Simple Questions about Domain Names and IPv6 Addresses

The IETF week is over and one of the questions raised in one of my documents was as simple as this: What are the restrictions for valid domain names? Guess what, there is no simple answer. There are several RFCs stating some constraints on domain names and there is practical usage of domain names (not necessarily consistent with all relevant RFCs). It turns out that there is not a single specification that states all the restrictions under which valid domain names can be formed and the DNS directorate of the IETF is now helping to sort this out.

Another simple question asked before the last IETF (and discovered independently by others during the last IETF) was this one: What is the canonical textual representation of IPv6 addresses? While RFC 4291 says the preferred format is x:x:x:x:x:x:x:x, where the ‘x’s are one to four hexadecimal digits of the eight 16-bit pieces of the address, it seems most operating systems and server implementations produce a compressed zeros format, likely by calling inet_ntop(). Unfortunately, RFC 3493 only says this about the format produced by inet_ntop():

The inet_ntop() function shall convert a numeric address into a text string suitable for presentation.

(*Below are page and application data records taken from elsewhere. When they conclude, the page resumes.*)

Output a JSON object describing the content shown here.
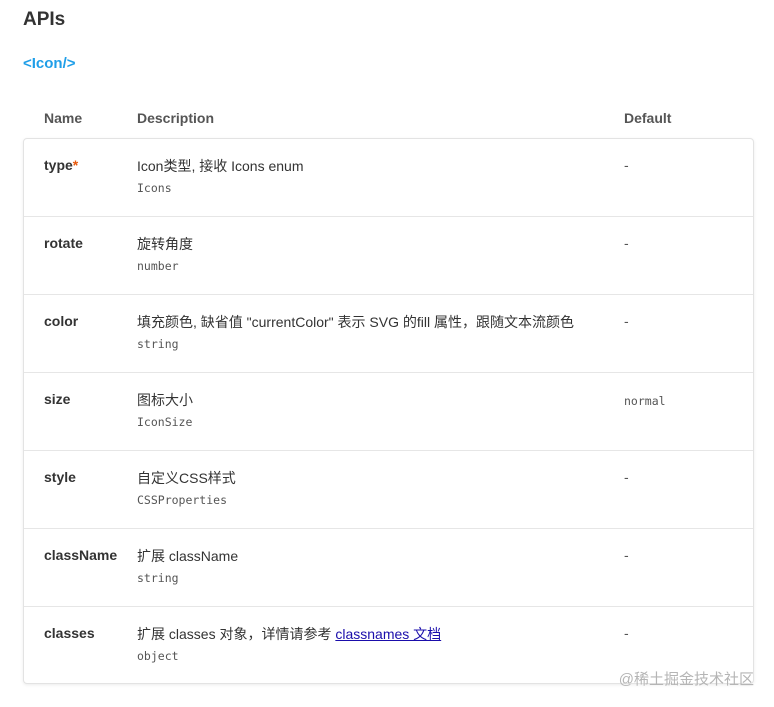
{
  "page": {
    "title": "APIs",
    "component": "<Icon/>"
  },
  "table": {
    "headers": {
      "name": "Name",
      "description": "Description",
      "default": "Default"
    },
    "rows": [
      {
        "name": "type",
        "required_mark": "*",
        "desc": "Icon类型, 接收 Icons enum",
        "type": "Icons",
        "default": "-"
      },
      {
        "name": "rotate",
        "required_mark": "",
        "desc": "旋转角度",
        "type": "number",
        "default": "-"
      },
      {
        "name": "color",
        "required_mark": "",
        "desc": "填充颜色, 缺省值 \"currentColor\" 表示 SVG 的fill 属性，跟随文本流颜色",
        "type": "string",
        "default": "-"
      },
      {
        "name": "size",
        "required_mark": "",
        "desc": "图标大小",
        "type": "IconSize",
        "default": "normal"
      },
      {
        "name": "style",
        "required_mark": "",
        "desc": "自定义CSS样式",
        "type": "CSSProperties",
        "default": "-"
      },
      {
        "name": "className",
        "required_mark": "",
        "desc": "扩展 className",
        "type": "string",
        "default": "-"
      },
      {
        "name": "classes",
        "required_mark": "",
        "desc": "扩展 classes 对象，详情请参考 ",
        "link": "classnames 文档",
        "type": "object",
        "default": "-"
      }
    ]
  },
  "watermark": "@稀土掘金技术社区",
  "colors": {
    "accent": "#1f9ee8",
    "required": "#e8590c",
    "link": "#1a0dab"
  }
}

By doing some tests to figure out what “suitable for presentation” means to implementors, it was discovered that inet_ntop() implementations indeed do different things (and we did not even bother to investigate the details of the getnameinfo() conversion function). The funny thing is that independent of this investigation, some operators wrote a draft explaining why different textual representations of IPv6 addresses are making life more complicated for operators than it needs to be…